image ©Gregory Beson[/vc_column_text][vc_column_text]
New York, U.S.A.[/vc_column_text][vc_column_text]
Gregory Beson, @_g_m_b_[/vc_column_text][/vc_column][vc_column width=”2/3″][vc_single_image image=”21530″ img_size=”full”][vc_single_image image=”21533″ img_size=”full”][vc_separator][vc_gallery type=”image_grid” images=”21529,21531,21532″ img_size=”100×100″ onclick=”kalium_lightbox”][vc_column_text]Made of 76 Himalayan pink salt blocks from a cave in Northern Pakistan. Sculpted in New York and presented as part of the group show “In Good Company” (@igc.design) curated by Rossana Orlandi (@rossana_orlandi) and Fernando Mastrangelo (@iamfm).
The world in which we live is made up materials; naturally formed by the earth or derived by humans from these naturally occurring materials. Our world has been dramatically altered by human intervention. While we can read these materials with our senses; semantic cues, aesthetic preferences, color, light, perceived density, smell and taste are we all able to identify what our world is truly made of? Are we able to calculate the cost to the earth and environment? This chair attempts to reflect our complex relationship with the natural world and its resources. A mono material, an architectural module (bricks), a natural mineral, religious reference, preservation and theories of healing. In the current world in which we live. Salt from Pakistan can be delivered via Amazon Prime, for the assembly of a chair.

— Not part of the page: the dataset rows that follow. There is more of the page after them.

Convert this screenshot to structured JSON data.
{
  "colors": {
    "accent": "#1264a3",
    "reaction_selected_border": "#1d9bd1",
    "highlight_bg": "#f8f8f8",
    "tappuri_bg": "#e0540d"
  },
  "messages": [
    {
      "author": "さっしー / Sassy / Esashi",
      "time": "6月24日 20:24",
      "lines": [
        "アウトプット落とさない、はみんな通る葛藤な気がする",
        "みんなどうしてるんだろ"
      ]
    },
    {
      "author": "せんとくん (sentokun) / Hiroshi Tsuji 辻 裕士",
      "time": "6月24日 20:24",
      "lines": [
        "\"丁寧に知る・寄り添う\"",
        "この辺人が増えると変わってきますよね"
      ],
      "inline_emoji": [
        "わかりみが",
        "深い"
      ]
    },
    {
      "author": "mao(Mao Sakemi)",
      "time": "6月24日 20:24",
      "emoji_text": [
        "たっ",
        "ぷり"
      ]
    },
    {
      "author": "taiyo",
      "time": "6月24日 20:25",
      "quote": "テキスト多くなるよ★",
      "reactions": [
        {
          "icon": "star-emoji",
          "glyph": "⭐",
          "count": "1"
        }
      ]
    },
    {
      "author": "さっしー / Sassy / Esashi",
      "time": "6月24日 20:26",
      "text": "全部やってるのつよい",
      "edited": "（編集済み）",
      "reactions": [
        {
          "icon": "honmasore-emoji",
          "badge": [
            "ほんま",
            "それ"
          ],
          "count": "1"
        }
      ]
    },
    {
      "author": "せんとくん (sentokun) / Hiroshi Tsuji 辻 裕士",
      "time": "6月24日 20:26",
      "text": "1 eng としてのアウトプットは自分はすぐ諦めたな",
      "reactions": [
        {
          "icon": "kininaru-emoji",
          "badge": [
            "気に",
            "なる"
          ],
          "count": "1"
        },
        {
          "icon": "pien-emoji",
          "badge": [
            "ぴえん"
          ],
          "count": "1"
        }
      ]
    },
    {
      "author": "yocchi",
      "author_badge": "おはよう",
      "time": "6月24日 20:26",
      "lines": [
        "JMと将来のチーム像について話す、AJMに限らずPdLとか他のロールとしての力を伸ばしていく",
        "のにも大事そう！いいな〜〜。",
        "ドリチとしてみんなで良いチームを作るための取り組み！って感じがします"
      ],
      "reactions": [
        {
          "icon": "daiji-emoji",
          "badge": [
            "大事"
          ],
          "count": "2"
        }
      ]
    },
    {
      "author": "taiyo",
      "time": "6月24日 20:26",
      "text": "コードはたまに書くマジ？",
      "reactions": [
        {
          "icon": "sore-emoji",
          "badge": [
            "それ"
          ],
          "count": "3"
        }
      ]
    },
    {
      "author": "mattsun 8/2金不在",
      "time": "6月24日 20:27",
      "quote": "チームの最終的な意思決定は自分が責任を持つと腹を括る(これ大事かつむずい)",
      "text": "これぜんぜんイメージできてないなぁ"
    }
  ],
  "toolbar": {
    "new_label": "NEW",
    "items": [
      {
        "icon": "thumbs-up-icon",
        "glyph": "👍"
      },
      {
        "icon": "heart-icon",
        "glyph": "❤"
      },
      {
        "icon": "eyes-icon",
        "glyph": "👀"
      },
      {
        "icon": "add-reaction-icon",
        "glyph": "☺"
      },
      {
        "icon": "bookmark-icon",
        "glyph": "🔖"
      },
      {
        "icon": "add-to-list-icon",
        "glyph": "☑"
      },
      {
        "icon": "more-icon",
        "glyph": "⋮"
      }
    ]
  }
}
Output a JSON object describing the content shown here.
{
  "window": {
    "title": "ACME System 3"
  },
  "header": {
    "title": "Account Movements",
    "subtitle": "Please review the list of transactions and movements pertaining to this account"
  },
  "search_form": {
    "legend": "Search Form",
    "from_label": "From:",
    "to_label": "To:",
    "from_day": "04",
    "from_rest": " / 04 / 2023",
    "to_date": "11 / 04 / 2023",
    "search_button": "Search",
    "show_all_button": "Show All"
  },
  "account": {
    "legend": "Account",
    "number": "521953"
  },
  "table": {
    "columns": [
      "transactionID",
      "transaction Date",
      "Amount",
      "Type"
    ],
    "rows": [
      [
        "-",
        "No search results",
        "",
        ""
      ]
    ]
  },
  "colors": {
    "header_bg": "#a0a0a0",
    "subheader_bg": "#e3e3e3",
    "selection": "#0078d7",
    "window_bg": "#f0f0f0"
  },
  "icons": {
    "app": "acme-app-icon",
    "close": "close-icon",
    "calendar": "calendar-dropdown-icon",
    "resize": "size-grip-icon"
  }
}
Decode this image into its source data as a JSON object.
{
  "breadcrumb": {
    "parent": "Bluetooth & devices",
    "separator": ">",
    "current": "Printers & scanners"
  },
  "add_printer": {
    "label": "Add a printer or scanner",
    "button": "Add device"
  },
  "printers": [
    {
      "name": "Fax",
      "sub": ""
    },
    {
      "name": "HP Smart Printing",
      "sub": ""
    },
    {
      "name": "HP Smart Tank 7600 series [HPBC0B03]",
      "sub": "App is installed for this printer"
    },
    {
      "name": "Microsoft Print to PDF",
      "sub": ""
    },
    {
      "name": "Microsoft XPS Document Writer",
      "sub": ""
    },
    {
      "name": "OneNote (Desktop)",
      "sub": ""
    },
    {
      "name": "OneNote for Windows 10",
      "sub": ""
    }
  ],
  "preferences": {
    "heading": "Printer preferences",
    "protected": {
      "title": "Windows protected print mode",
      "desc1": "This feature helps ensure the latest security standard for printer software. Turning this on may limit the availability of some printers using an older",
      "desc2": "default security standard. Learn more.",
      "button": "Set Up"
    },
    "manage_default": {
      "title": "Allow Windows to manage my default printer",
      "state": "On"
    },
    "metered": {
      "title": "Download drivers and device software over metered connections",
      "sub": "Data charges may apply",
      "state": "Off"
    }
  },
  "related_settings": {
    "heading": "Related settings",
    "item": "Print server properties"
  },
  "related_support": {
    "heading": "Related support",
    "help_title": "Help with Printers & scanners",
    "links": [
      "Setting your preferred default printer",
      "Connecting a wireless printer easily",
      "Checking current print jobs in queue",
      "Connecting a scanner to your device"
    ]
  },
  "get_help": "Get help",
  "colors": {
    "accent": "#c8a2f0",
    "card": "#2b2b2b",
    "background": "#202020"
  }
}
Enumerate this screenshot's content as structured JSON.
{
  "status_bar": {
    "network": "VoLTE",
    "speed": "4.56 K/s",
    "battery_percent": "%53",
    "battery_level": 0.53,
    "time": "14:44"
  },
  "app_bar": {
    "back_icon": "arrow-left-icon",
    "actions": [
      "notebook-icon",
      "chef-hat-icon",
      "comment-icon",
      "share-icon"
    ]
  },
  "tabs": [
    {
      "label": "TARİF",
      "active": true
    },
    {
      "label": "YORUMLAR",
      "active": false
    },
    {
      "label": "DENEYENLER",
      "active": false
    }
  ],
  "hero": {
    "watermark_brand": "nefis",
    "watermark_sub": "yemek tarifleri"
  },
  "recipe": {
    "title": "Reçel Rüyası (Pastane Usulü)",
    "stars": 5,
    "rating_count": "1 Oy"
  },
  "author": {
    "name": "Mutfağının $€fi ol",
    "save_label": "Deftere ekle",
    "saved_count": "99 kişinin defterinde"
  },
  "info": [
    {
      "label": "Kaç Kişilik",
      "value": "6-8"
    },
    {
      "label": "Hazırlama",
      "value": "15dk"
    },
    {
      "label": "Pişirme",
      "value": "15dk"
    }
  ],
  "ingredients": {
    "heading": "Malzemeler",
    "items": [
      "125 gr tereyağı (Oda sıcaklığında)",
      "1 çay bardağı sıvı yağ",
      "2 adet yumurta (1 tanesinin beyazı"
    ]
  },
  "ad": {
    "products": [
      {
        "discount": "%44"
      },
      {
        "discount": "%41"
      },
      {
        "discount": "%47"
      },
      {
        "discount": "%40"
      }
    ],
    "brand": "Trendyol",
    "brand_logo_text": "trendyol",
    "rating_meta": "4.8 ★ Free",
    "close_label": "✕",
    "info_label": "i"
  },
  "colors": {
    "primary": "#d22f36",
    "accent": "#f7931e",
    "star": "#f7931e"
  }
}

We take this for granted and we should not.[/vc_column_text][lab_divider title=”RECENT IN DESIGN”][lab_portfolio_items category_filter=”no” columns=”4″ pagination_type=”hide” portfolio_query=”size:12|order_by:date|post_type:,portfolio|tax_query:1192″][/vc_column][/vc_row]